= TASK REQUIREMENTS =
Read the entries below and pull out each line with the string "value".

= MATERIAL SHOWN =

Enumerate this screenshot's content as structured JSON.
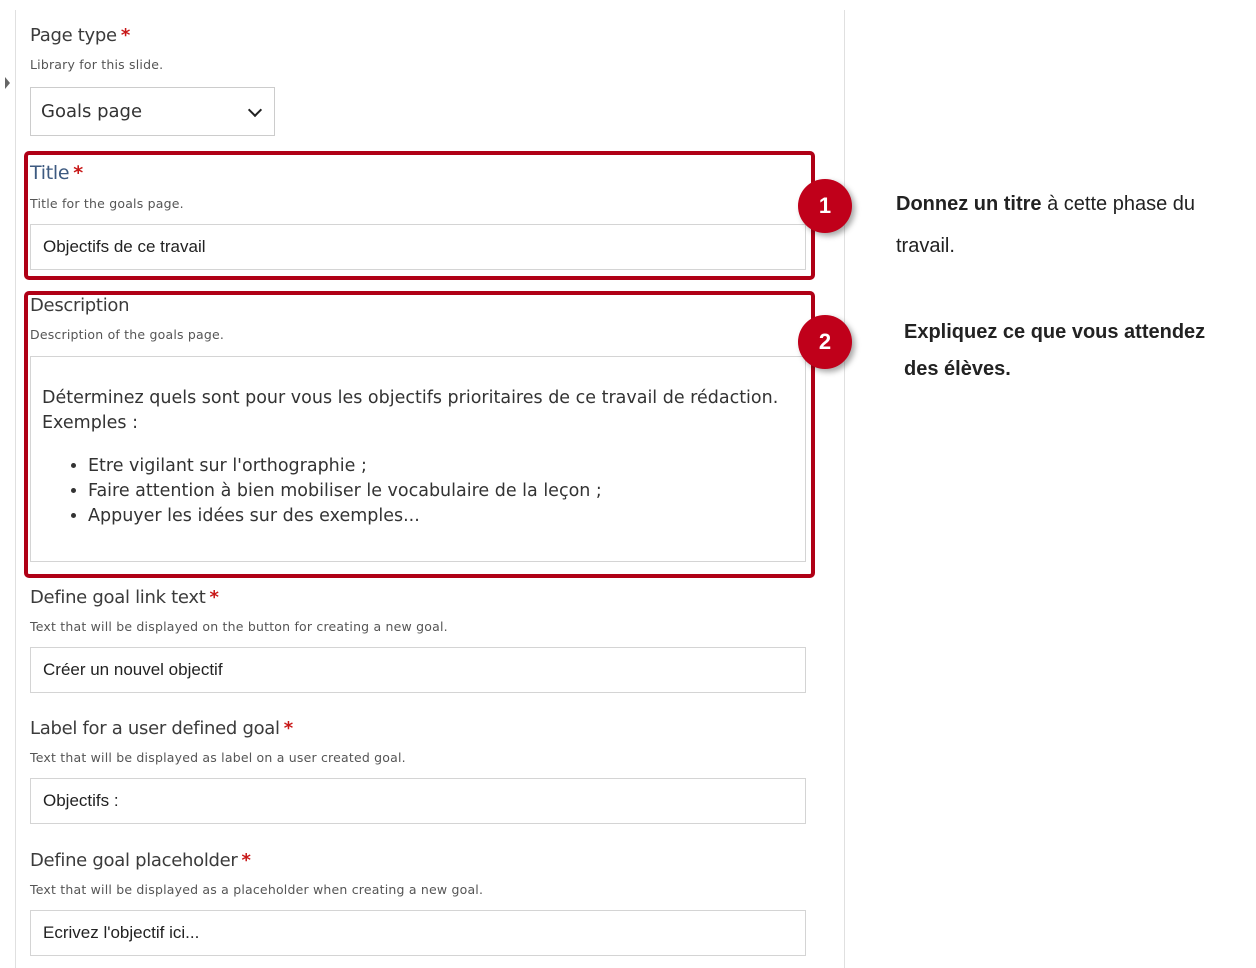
{
  "form": {
    "page_type": {
      "label": "Page type",
      "required": "*",
      "description": "Library for this slide.",
      "selected": "Goals page"
    },
    "title": {
      "label": "Title",
      "required": "*",
      "description": "Title for the goals page.",
      "value": "Objectifs de ce travail"
    },
    "description": {
      "label": "Description",
      "description": "Description of the goals page.",
      "paragraph": "Déterminez quels sont pour vous les objectifs prioritaires de ce travail de rédaction.",
      "paragraph2": "Exemples :",
      "bullets": [
        "Etre vigilant sur l'orthographie ;",
        "Faire attention à bien mobiliser le vocabulaire de la leçon ;",
        "Appuyer les idées sur des exemples..."
      ]
    },
    "goal_link_text": {
      "label": "Define goal link text",
      "required": "*",
      "description": "Text that will be displayed on the button for creating a new goal.",
      "value": "Créer un nouvel objectif"
    },
    "user_goal_label": {
      "label": "Label for a user defined goal",
      "required": "*",
      "description": "Text that will be displayed as label on a user created goal.",
      "value": "Objectifs :"
    },
    "goal_placeholder": {
      "label": "Define goal placeholder",
      "required": "*",
      "description": "Text that will be displayed as a placeholder when creating a new goal.",
      "value": "Ecrivez l'objectif ici..."
    }
  },
  "annotations": {
    "step1": {
      "number": "1",
      "bold": "Donnez un titre",
      "rest": " à cette phase du",
      "line2": "travail."
    },
    "step2": {
      "number": "2",
      "line1": "Expliquez ce que vous attendez",
      "line2": "des élèves."
    }
  },
  "colors": {
    "highlight": "#b00016",
    "badge": "#c0001a",
    "required": "#c81818",
    "title_label": "#3d5a80"
  },
  "icons": {
    "select_chevron": "chevron-down-icon",
    "panel_toggle": "caret-right-icon"
  }
}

= WRITTEN SOLUTION =
      "value": "Objectifs de ce travail"
      "value": "Créer un nouvel objectif"
      "value": "Objectifs :"
      "value": "Ecrivez l'objectif ici..."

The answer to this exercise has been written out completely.